[alsa-devel] GPL/LGPL licensing of the Alsa library
clemens at ladisch.de
Mon Apr 11 15:58:28 CEST 2011
Ossi Niiranen wrote:
> The source code distribution of the package we reviewed does not seem to
> include the hdspm.h file you refer to below nor the UCM files. Does that
> mean the distribution is in some way "broken"?
No, I just used whatever alsa-lib I had lying around, about 1.0.24.
> Ours did include also the sndop-mixer files which seem to be licensed under
> the GPL as well (although at least one of them does not necessarily warrant
> copyright protection as it is just a few lines).
I just searched for "GNU General"; this string isn't in these files.
I'm happy to see that your research is more thorough. :-)
> You made some generic comments in your email about why the GPL licensing is
> not an issue. If you have the time and the interest (there is obviously no
> obligation), I'd wish to take that a bit further into a file specific
> analysis (as we need certainty on a file level to be able to see there is no
> For example, you say that aserver is "separate". Does that mean it is
> not shipped with the Alsa library? The impression I got from another
> response to my earlier post was that it is a legacy technology but still
> shipped with the library. If that's the case, I could not simply say that
> there are no GPL issues without further information on how this legacy tech
> is used.
The aserver executable is shipped _with_ the ALSA library, but it is not
part of the library itself; applications that use the ALSA library do
not use aserver directly.
The ALSA library offers an API that allows application to access sound
devices. Furthermore, the library contains several plugins that
implement the actual access to specific devices, as well as other
plugins that modify the sound data (e.g., sample rate conversion) and
redirect the result to another plugin.
In most cases, the plugin at the bottom of this stack is the "hw" plugin
which interfaces with the ALSA drivers in the kernel.
There are the "shm" and "share" plugins that use sockets to talk with
the aserver program, which runs as a separate process and also uses
alsa-lib to access the actual sound device. The goal of this is to
allow multiple programs to share this sound device.
Applications that link to the ALSA library use only the public API and
typically do not know which plugin(s) are used to implement the device;
the plugin configuration is read by alsa-lib from some machine-specific
.conf files. (I wrote "typically" because it is possible for
applications to create their own configuration from scratch.)
Nowadays, the plugins that use aserver are considered legacy because
the dshare and dmix plugins allow the same sharing without having to run

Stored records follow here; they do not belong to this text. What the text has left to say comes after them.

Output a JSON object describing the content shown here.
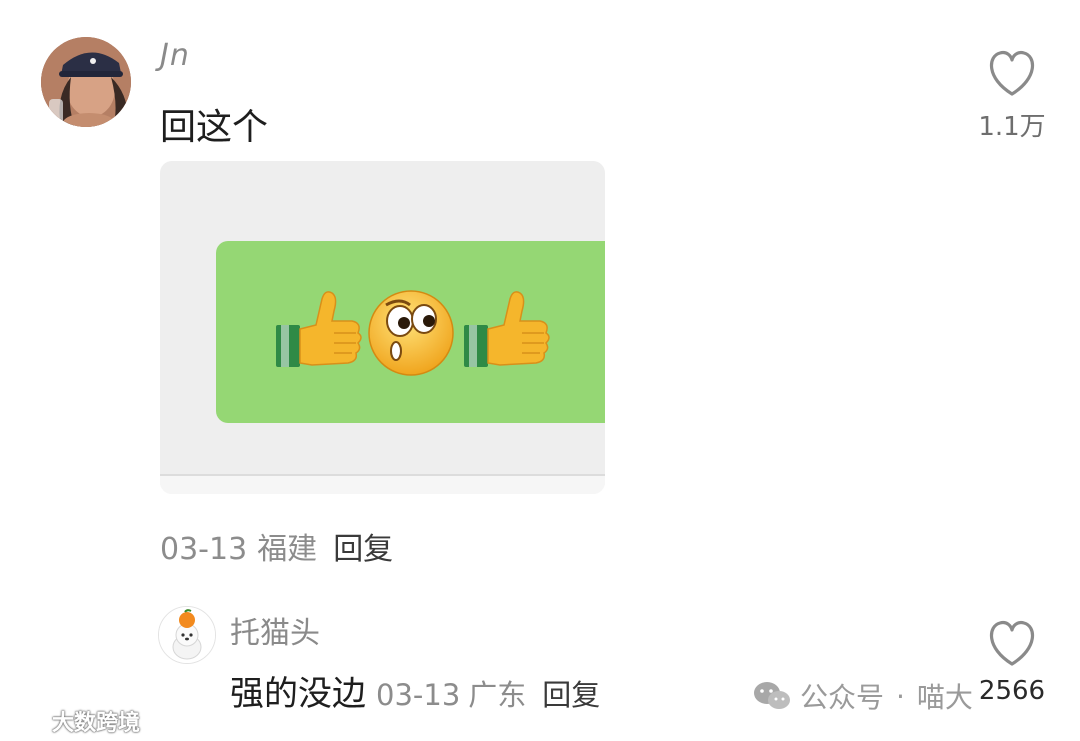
{
  "comment": {
    "username": "Jn",
    "text": "回这个",
    "like_count": "1.1万",
    "date": "03-13",
    "location": "福建",
    "reply_label": "回复",
    "avatar_icon": "user-photo-avatar",
    "like_icon": "heart-outline-icon",
    "sticker": {
      "bubble_color": "#95d774",
      "icons": [
        "thumbs-up-icon",
        "surprised-face-icon",
        "thumbs-up-icon"
      ]
    }
  },
  "reply": {
    "username": "托猫头",
    "text": "强的没边",
    "date": "03-13",
    "location": "广东",
    "reply_label": "回复",
    "like_count": "2566",
    "avatar_icon": "dog-with-orange-avatar",
    "like_icon": "heart-outline-icon"
  },
  "watermarks": {
    "bottom_left": "大数跨境",
    "bottom_right_prefix": "公众号",
    "bottom_right_sep": "·",
    "bottom_right_name": "喵大"
  }
}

a separate server program.
In conclusion, applications that use alsa-lib are not "derived from" or
"based on" the aserver program (in any interpretation of these clauses);
this falls clearly under the "mere aggregation" clause of the GPL.
These files are copies of the respective kernel files and define the
interface between the kernel and the hw plugins.
These files are copies of the respective kernel files and define
interfaces that applications can use to directly access certain
hardware-dependent parts of these drivers.
The ALSA library uses only the system calls defined in these kernel
headers, so it is not derived from the kernel.
Parts of this file are copied into the configure script when running
Autoconf. This falls under the Autoconf exception.
The test programs are neither used by nor shipped with the compiled
As far as I can tell, these files are not actually used anywhere.
More information about the Alsa-devel